Christmas and Thanks-giving were the only two holidays I really decked out the table even though it's just the three of us. We of course, do celebrate Easter, but not usually with a big fussy meal as Easter always falls on a Sunday and with going to church, there isn't the same time available to fix a special spread.
Our newest food tradition is to have a prime rib roast. I've always purchased them at Costco as I love their meats. I did notice this year, though after-the-fact, that Costco was definitely not the least expensive. Local chain groceries were selling them cheaper. I did not check on them at the groceries, so I don't know if their quality was the same or not.
This year's rib roast was a 5.5-lb piece of deliciousness...once it was cooked of course. A five to six pound roast is usually a good size for us, and I thought it should be perfect for the toaster oven as well.
Since I'd purchased the roast almost a week before Christmas, I stuck it in the freezer, removing it just two days before to thaw in the refrigerator.
I hadn't checked it until I took it out a few hours prior to cooking, and using my instant read thermometer discovered it was still pretty cold at it's core, like below 28° ! I had some concerns about how much time to allow.
The first year I made the rib roast, I also found this seasoning blend at Costco and have used it each time. It smells so-o-o good when it's cooking and tastes delicious too.
|Unwrapped, ready for seasoning.|
Covered with seasoning and ready to stick into the oven. The pan I used is the broiling pan that came with the oven. It was ideal and caught all the fat that melted off the roast.
Oh yum, it looks and smells wonderful. It should be obvious, due to its size and height, that I used the lower rack. I followed the guidelines for roasting that are on the back of the seasoning package which were 14-17 minutes per pound at 325° F. At the time it should have been done it was still quite far from the needed internal temperature and ultimately took an additional half hour or more to reach temperature, and then still had to rest for 30 minutes. I don't believe the additional time required was any fault of the toaster oven, but rather due to the roast being still in a rather frosty state inside.
You can see here where it is plattered, that it turned out beautifully, and to just the right level of doneness for our tastes. We ate heartily, and had leftovers that were reheated on a plate, sliced and put into a sandwich or two, and then finally, the bones were cleaned of meat, then boiled for several hours, picked again for any missed meaty pieces and the broth and remaining meat, along with some vegetables and barley were turned into a hearty soup. So while this rib roast is a pricey cut of meat, we only indulge in it once a year, and we eat from it for a number of meals.
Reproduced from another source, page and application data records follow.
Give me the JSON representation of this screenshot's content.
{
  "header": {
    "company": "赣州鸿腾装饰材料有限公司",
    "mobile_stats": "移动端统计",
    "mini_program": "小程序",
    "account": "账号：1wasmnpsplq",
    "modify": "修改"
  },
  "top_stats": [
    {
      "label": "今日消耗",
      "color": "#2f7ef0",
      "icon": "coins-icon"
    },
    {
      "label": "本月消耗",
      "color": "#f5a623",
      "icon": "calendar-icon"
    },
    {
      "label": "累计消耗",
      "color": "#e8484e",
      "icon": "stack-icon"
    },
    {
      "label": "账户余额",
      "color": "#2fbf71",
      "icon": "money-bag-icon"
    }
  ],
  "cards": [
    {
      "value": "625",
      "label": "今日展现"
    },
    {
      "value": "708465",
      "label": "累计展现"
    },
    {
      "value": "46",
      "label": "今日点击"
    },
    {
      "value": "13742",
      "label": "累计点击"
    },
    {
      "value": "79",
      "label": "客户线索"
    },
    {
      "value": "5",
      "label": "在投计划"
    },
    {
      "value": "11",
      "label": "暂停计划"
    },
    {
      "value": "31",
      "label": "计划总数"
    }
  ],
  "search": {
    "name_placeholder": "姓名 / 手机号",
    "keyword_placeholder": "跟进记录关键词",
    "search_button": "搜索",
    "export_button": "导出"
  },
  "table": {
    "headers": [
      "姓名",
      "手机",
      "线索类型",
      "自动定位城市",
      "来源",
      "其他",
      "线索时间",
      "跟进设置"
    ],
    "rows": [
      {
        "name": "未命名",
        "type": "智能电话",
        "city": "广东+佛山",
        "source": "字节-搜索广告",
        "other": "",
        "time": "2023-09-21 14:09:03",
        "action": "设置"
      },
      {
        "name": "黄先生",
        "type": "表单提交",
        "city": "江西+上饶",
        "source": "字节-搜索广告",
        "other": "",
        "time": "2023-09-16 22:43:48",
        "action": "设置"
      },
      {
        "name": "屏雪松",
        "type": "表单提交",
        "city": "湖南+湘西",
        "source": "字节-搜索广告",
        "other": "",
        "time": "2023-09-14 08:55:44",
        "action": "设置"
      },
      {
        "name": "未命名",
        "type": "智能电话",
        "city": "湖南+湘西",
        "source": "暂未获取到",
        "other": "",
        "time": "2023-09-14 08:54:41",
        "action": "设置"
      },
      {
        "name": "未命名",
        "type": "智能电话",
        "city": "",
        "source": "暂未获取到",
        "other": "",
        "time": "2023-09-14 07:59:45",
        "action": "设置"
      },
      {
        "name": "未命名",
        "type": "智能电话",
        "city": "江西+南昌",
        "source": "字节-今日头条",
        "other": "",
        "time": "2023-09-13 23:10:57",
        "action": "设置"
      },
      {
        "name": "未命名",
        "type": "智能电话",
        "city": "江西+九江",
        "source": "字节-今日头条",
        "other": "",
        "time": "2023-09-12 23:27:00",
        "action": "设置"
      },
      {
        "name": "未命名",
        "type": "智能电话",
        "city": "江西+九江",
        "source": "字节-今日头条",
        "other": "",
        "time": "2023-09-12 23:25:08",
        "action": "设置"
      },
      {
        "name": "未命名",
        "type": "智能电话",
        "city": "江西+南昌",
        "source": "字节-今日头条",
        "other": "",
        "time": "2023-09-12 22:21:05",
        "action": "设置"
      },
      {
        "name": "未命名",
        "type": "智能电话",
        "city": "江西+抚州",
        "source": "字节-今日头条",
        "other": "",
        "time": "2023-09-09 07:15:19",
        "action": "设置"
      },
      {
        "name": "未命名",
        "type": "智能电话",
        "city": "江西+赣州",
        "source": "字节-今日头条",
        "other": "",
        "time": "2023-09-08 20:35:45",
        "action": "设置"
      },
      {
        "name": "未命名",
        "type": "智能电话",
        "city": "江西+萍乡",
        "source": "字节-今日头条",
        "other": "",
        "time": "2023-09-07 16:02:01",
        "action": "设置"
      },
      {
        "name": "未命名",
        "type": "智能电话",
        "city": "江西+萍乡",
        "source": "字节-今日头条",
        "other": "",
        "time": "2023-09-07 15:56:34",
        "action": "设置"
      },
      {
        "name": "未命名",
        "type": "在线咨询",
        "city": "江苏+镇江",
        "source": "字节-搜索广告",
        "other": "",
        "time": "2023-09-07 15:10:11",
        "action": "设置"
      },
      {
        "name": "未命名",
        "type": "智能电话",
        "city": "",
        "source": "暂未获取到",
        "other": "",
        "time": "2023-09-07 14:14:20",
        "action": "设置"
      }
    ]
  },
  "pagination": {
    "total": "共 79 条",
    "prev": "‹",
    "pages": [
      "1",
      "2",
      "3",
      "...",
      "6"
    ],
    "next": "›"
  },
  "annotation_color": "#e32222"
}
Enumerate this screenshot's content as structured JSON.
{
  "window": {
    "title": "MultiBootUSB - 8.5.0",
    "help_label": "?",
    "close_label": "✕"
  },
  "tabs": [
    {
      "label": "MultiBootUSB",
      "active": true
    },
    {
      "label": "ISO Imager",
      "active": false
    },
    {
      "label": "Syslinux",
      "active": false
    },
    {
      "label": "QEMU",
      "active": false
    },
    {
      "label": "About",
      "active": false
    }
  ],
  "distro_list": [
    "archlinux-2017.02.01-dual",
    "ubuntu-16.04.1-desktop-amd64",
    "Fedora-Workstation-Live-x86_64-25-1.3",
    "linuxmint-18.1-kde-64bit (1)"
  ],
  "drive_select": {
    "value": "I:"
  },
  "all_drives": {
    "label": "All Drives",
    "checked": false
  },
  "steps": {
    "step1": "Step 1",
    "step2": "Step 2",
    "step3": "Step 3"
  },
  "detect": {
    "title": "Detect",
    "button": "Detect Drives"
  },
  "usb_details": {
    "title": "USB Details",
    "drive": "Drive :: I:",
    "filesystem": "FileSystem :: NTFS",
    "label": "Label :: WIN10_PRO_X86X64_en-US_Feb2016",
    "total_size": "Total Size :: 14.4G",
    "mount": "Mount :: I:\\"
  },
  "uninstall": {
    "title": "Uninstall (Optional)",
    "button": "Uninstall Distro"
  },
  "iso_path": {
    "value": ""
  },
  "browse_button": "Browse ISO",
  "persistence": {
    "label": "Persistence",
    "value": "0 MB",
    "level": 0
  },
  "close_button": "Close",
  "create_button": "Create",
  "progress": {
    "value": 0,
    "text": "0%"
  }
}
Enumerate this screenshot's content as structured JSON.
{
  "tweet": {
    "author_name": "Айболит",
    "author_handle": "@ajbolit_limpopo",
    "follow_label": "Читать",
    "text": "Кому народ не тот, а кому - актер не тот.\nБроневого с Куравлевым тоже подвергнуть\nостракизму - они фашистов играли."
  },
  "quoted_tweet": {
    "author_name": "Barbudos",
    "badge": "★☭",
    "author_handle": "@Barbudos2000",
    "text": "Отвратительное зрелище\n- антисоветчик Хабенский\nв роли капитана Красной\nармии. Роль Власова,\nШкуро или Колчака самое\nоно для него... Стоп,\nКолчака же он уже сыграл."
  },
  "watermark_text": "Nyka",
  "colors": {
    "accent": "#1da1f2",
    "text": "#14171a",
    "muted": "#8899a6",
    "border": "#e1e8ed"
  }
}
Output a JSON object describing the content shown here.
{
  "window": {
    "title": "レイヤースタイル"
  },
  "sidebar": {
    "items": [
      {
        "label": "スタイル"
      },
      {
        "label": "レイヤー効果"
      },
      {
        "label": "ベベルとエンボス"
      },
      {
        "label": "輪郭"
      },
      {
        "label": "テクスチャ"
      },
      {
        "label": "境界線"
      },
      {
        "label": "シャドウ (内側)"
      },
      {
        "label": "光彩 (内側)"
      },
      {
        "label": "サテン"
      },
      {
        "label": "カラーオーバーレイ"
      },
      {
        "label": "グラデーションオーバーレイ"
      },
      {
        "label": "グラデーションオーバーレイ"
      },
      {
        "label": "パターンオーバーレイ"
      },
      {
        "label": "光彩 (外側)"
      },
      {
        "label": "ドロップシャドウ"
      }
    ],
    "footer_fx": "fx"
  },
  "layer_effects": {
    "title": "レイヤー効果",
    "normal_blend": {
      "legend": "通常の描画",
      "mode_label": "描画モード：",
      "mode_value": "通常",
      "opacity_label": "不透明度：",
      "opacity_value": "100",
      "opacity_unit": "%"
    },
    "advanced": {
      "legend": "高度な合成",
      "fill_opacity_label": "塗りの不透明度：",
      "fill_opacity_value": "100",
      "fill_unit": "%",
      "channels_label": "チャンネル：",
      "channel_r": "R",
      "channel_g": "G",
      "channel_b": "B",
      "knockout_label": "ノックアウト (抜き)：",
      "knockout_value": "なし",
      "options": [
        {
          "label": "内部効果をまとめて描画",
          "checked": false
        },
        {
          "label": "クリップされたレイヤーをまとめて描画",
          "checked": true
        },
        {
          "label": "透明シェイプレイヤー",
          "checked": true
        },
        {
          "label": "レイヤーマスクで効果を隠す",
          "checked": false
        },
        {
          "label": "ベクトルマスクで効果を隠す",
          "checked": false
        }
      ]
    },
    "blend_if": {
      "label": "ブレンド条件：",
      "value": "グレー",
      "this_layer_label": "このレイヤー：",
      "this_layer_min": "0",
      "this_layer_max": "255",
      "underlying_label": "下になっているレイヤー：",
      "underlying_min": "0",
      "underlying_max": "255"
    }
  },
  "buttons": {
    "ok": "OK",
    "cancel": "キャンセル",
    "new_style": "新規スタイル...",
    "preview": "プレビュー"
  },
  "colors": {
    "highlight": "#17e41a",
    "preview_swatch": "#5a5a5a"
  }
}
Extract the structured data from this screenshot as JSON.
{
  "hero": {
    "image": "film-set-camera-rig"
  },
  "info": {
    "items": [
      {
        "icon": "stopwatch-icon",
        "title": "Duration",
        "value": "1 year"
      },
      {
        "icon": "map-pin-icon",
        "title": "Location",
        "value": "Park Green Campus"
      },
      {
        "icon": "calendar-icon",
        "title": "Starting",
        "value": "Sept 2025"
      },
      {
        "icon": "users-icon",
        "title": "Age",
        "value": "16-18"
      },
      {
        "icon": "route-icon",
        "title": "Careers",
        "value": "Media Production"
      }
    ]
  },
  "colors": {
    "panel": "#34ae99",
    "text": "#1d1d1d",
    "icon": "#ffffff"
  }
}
And once again, the toaster oven proved to be an excellent kitchen tool in the absence of a 'normal' oven.